:: EXERCISE DIRECTIONS ::
Whenever "Material" appears in a line of the entries below, that line counts; give the total only.

[DATA TO EXAMINE Boundary: Start]

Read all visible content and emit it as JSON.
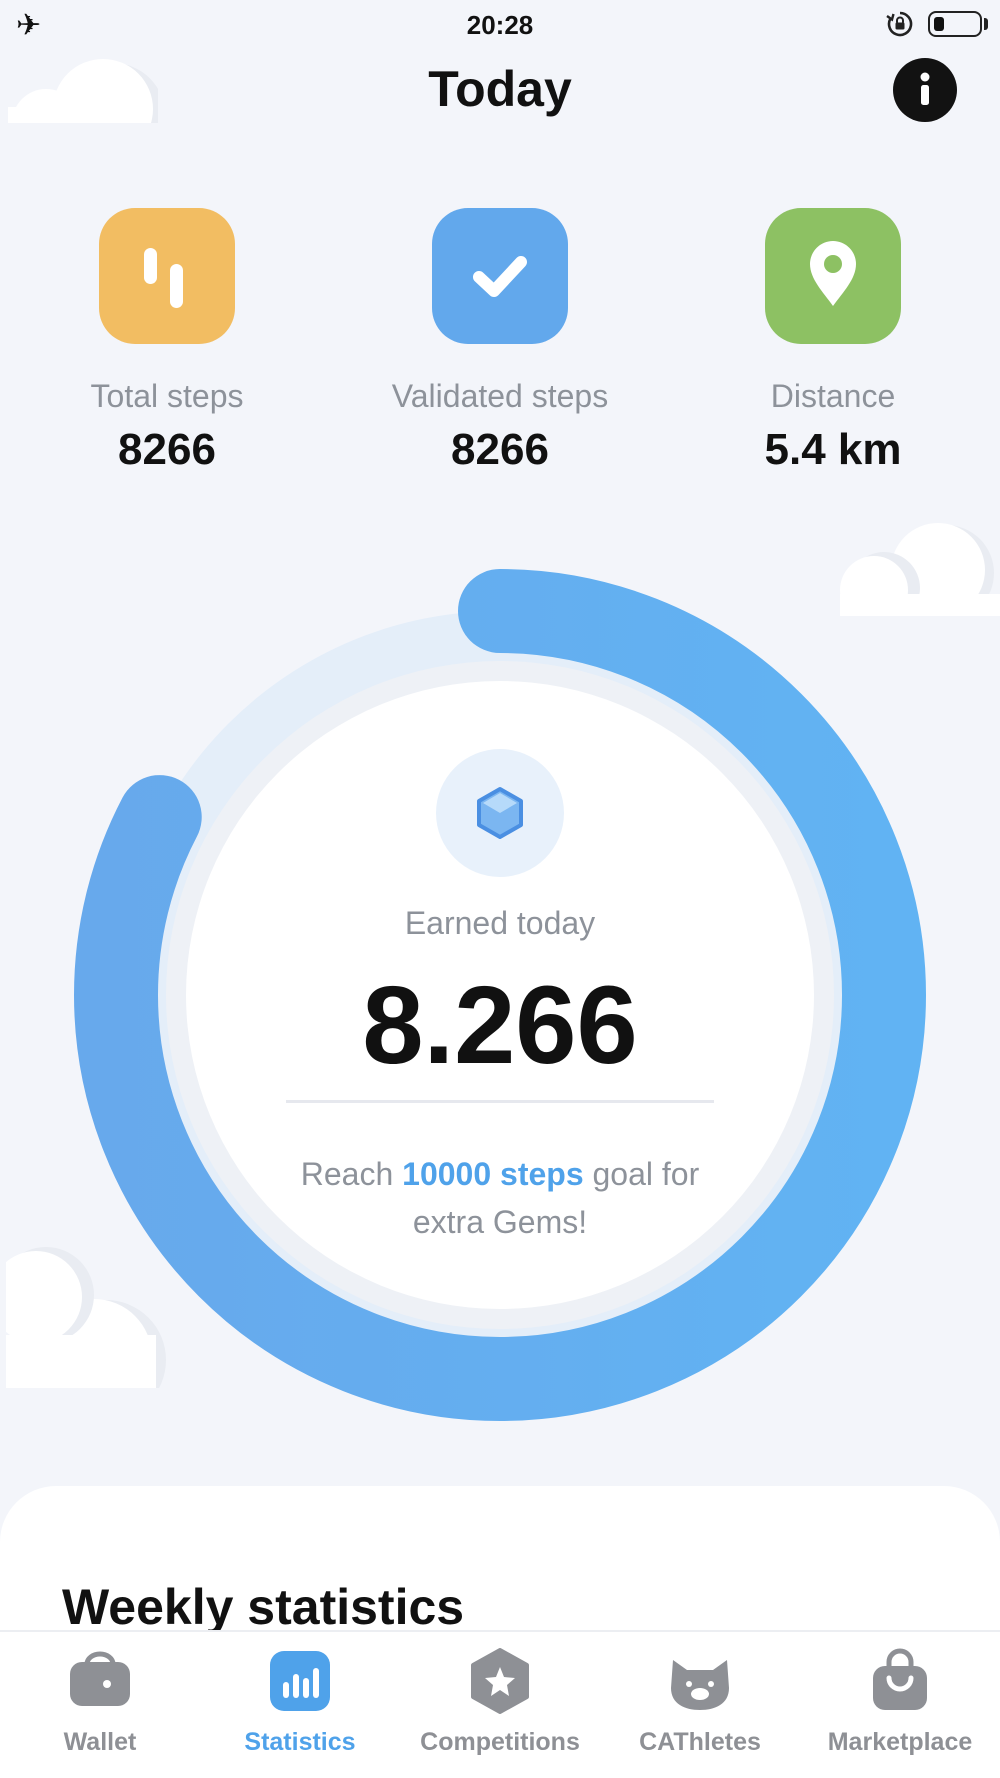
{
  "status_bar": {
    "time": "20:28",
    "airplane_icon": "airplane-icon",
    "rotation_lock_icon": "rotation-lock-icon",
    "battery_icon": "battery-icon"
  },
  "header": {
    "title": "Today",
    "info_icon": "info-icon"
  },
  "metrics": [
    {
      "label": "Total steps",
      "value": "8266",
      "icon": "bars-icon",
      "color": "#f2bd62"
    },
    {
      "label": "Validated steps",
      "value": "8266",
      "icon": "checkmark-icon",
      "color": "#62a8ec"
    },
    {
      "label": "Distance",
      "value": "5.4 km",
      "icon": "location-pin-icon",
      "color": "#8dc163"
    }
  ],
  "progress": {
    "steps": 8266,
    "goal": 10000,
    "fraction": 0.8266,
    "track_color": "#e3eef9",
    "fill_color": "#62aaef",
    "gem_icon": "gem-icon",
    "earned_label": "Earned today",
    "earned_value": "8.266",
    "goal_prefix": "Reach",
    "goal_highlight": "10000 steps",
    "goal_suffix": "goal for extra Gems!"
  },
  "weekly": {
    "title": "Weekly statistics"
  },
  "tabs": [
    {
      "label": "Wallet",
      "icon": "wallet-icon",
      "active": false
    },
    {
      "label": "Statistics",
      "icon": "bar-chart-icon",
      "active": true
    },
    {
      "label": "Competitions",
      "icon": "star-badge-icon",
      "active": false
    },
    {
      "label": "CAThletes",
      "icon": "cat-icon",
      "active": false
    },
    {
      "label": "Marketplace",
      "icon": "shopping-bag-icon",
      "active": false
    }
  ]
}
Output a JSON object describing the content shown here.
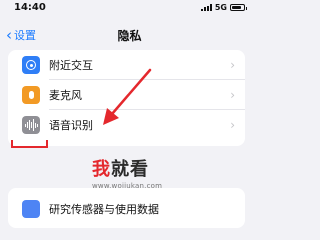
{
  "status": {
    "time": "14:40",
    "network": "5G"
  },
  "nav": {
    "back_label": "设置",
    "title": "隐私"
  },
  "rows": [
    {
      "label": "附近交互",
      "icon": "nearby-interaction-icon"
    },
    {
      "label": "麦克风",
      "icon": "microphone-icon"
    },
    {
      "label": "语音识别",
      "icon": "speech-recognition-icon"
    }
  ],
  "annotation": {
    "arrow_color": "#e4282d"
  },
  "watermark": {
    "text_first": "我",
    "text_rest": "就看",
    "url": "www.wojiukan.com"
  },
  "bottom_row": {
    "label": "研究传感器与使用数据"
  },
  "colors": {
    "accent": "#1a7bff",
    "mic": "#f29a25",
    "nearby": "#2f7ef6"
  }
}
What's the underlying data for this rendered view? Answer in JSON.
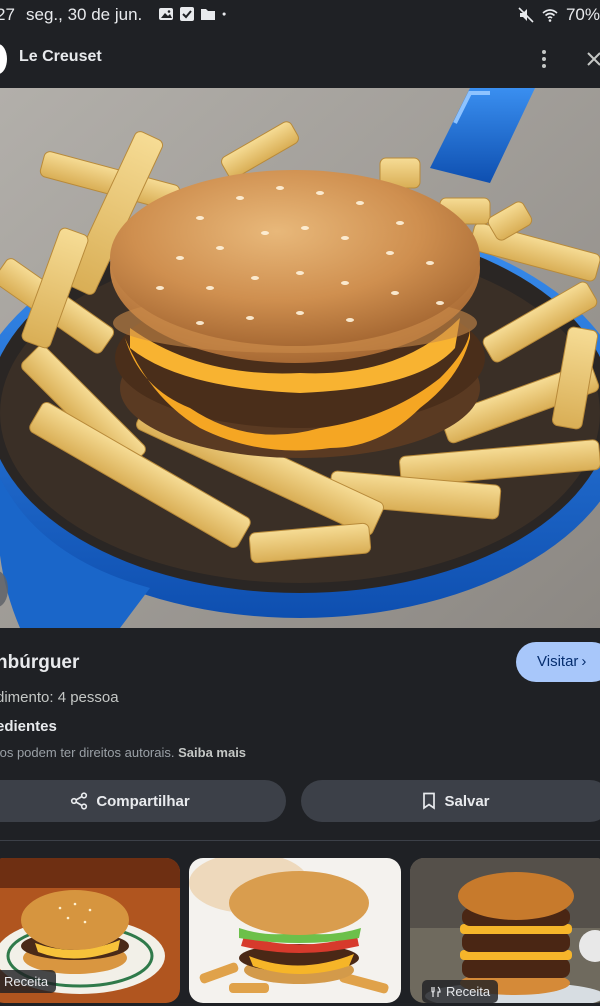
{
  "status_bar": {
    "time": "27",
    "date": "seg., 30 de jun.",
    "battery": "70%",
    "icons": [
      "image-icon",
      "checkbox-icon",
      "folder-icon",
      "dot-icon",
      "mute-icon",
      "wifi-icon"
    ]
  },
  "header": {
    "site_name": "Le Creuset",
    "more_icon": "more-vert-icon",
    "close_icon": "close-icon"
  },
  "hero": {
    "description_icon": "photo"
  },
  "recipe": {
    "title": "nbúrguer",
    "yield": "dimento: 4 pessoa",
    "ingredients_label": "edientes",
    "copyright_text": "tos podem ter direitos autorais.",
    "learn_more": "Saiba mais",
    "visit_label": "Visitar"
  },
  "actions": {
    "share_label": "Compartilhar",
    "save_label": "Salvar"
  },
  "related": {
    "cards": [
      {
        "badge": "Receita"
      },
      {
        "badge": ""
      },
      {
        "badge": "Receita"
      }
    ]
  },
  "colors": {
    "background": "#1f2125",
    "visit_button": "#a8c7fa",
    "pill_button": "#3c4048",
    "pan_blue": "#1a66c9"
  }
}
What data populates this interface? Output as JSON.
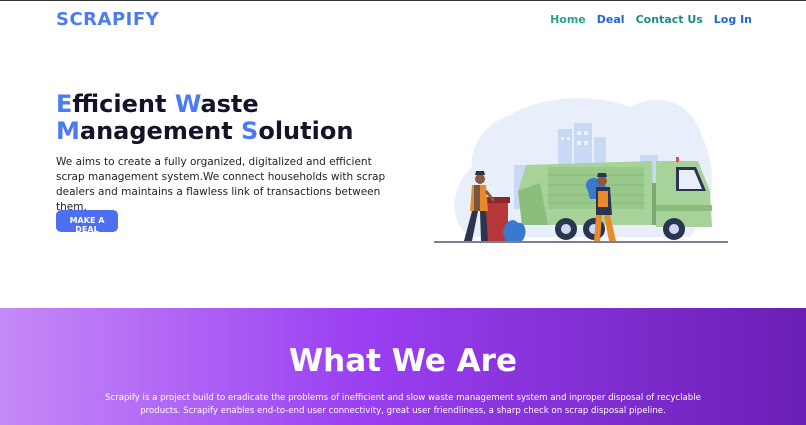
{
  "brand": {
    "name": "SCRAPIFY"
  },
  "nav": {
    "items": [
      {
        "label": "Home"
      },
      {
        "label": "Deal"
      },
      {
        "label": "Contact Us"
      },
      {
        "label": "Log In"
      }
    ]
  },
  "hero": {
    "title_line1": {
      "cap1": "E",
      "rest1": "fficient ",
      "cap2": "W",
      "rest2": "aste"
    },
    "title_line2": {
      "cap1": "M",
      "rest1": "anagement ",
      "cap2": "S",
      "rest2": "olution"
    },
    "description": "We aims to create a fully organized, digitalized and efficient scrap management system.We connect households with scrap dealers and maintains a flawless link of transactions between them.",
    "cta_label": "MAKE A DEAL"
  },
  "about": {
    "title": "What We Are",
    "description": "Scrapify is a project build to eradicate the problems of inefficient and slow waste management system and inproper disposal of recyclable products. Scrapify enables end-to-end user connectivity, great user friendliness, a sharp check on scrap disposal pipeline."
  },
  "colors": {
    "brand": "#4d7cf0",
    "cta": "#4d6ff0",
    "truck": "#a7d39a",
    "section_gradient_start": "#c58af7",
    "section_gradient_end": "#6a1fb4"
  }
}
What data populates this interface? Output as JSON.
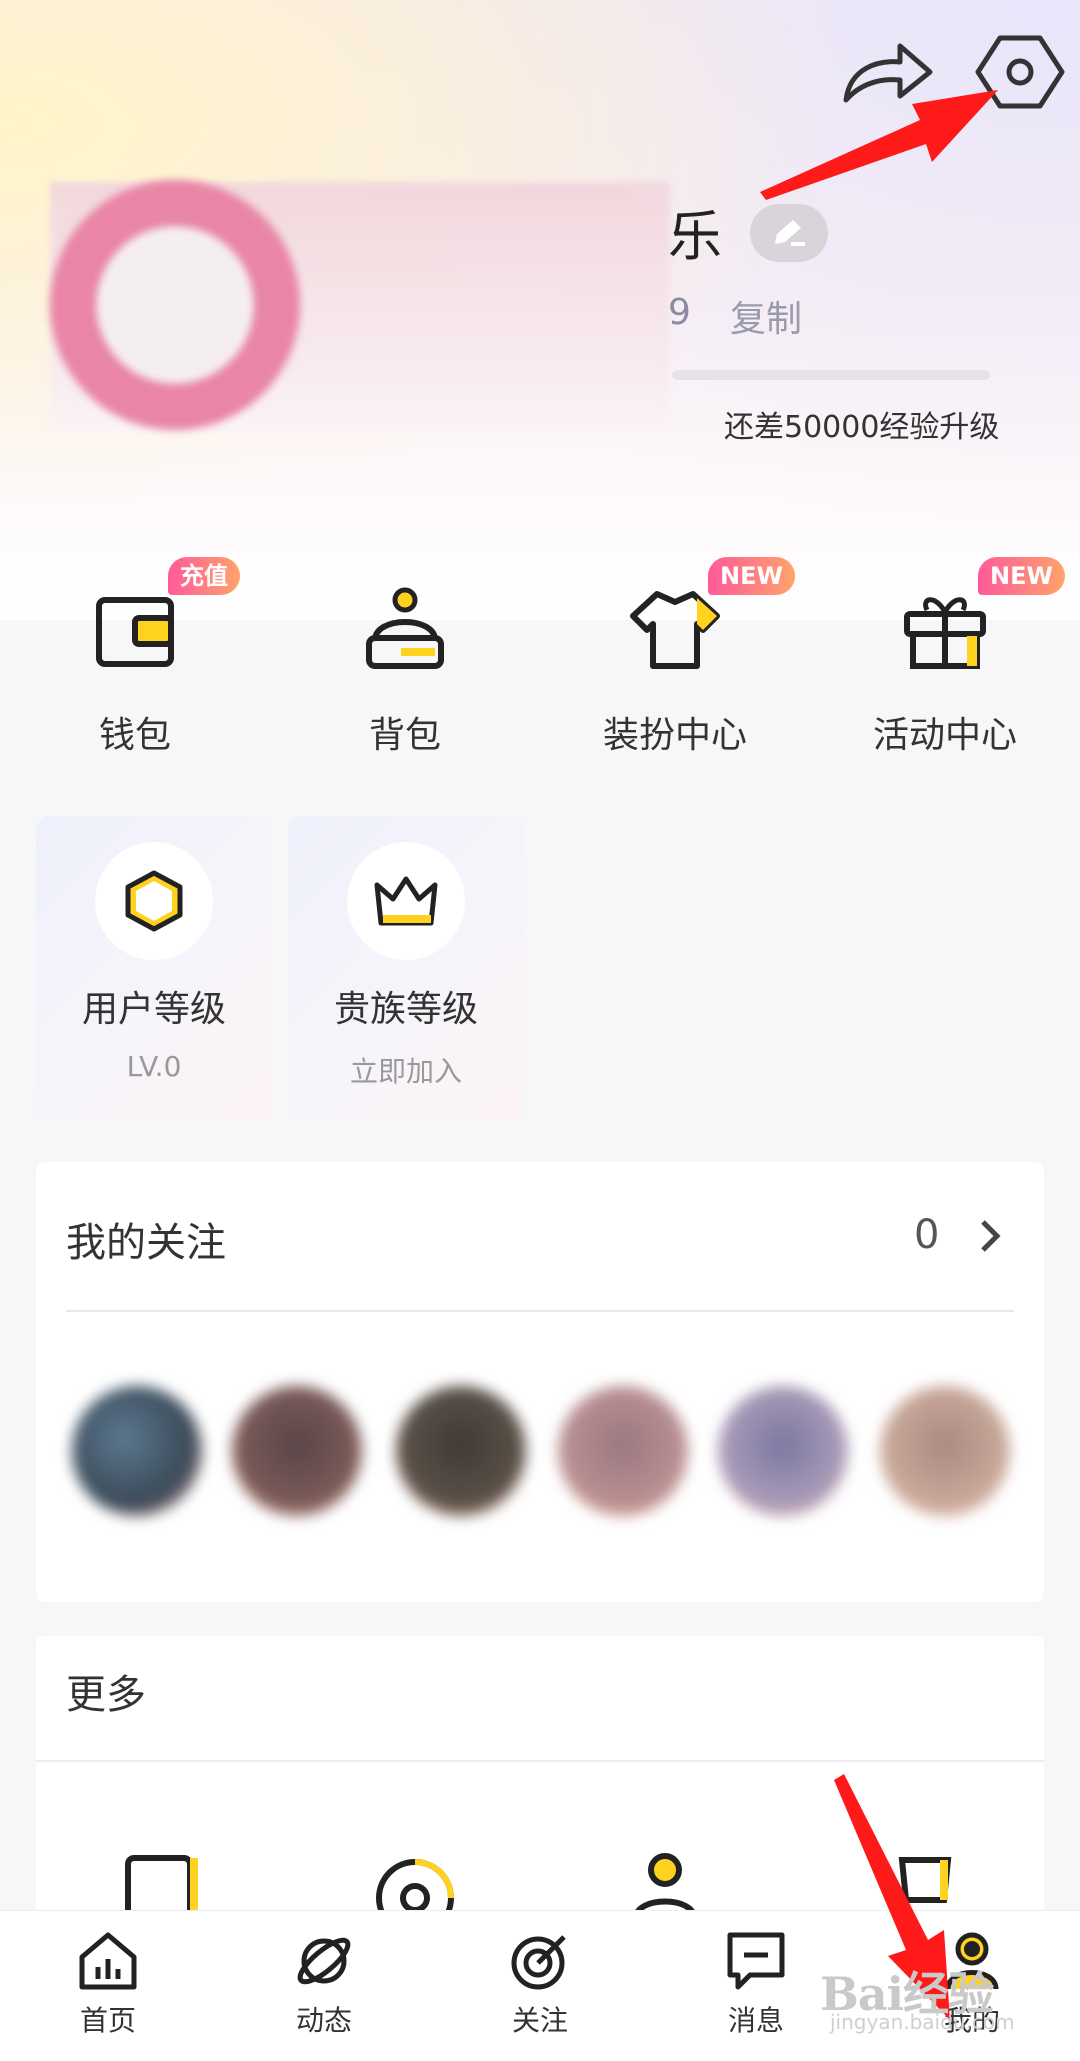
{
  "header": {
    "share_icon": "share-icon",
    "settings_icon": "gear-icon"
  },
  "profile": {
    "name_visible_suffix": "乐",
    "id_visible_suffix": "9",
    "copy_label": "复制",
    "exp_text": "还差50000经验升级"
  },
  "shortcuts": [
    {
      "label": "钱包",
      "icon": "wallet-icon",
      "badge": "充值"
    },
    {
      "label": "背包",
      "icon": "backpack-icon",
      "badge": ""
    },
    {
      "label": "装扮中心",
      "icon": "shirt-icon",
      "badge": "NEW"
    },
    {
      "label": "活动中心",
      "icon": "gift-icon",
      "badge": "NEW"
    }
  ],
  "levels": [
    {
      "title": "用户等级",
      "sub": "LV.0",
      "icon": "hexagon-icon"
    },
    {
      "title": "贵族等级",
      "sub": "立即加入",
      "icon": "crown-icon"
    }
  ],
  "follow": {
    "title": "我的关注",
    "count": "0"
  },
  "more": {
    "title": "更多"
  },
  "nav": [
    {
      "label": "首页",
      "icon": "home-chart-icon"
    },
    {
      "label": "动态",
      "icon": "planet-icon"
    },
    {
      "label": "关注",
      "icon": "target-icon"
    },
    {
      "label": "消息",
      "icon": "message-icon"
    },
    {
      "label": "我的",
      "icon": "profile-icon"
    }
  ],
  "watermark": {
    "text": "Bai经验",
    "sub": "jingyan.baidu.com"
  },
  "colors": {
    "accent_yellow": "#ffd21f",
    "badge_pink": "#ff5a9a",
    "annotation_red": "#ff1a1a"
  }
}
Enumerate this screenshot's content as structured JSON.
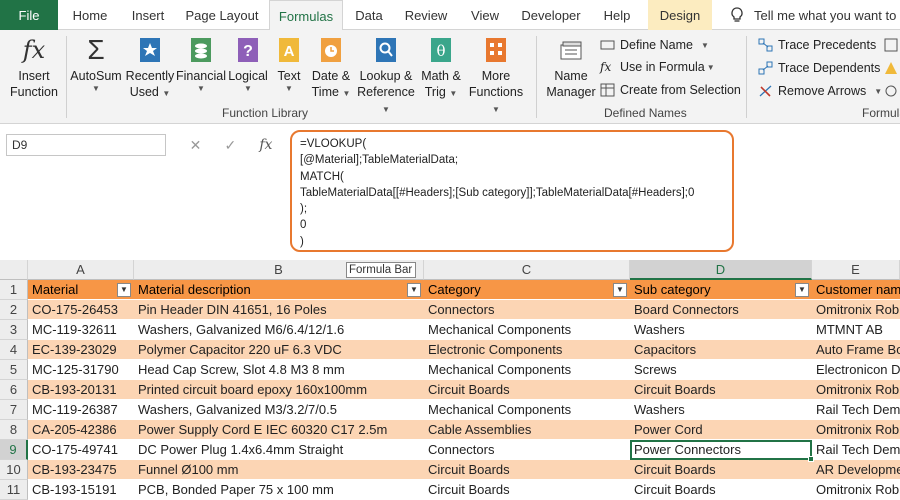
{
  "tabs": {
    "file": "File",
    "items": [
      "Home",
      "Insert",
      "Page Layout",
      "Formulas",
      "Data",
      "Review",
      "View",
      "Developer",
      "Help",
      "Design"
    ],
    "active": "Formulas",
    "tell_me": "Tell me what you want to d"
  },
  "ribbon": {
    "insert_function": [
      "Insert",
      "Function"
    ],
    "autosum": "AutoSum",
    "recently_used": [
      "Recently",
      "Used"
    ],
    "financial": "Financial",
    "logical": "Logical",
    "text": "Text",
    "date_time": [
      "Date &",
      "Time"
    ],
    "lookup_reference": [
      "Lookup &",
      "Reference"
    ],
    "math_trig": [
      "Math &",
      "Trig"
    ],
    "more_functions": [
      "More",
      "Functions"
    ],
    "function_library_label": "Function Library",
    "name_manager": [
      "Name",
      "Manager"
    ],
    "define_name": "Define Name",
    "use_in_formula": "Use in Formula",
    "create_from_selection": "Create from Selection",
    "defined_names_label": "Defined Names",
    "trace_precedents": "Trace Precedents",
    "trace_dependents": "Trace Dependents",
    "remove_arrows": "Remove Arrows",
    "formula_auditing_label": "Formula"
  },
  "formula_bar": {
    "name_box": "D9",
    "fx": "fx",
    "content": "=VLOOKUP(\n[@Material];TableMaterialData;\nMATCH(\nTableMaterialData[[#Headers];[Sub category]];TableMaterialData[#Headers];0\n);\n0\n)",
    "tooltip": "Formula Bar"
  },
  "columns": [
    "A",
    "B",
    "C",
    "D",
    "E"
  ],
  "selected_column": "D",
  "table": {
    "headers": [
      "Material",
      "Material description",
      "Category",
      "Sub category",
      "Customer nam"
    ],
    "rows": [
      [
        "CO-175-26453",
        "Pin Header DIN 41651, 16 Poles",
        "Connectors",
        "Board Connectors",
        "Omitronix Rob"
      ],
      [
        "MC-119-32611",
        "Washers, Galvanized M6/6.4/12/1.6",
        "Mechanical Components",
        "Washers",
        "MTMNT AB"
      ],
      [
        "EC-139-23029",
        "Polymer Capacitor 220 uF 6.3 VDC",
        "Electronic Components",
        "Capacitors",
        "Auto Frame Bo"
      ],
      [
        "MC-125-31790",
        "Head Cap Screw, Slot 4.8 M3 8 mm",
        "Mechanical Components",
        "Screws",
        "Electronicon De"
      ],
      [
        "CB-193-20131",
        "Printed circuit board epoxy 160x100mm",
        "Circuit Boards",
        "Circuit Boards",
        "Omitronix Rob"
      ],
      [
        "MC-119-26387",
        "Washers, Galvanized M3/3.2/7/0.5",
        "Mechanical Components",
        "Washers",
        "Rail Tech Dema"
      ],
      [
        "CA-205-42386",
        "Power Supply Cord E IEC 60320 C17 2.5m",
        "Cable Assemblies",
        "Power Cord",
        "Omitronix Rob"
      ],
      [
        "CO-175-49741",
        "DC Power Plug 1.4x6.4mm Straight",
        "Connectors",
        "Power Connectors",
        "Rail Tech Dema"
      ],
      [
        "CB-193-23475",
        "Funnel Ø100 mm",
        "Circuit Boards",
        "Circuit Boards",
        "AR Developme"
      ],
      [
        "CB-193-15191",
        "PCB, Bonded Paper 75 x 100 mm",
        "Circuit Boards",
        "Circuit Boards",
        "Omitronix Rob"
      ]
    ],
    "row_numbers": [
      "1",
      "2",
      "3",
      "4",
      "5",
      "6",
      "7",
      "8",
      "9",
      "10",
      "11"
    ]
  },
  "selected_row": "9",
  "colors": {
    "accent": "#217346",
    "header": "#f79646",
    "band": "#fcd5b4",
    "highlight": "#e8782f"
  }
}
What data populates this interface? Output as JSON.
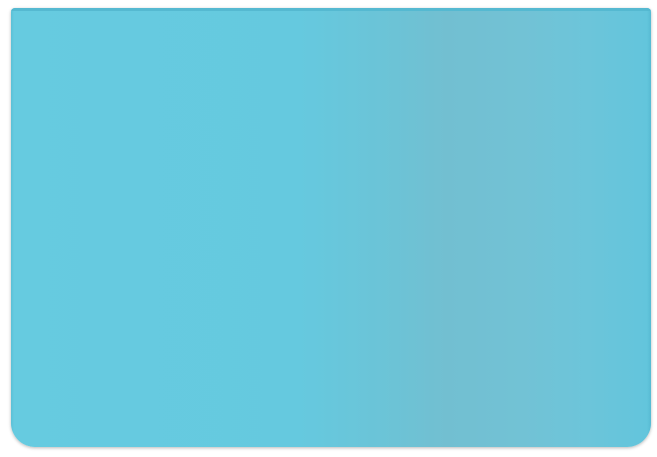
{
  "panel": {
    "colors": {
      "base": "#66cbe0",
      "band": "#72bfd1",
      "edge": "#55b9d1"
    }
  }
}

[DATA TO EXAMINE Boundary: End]

:: RESPONSE TO THE TASK ::
3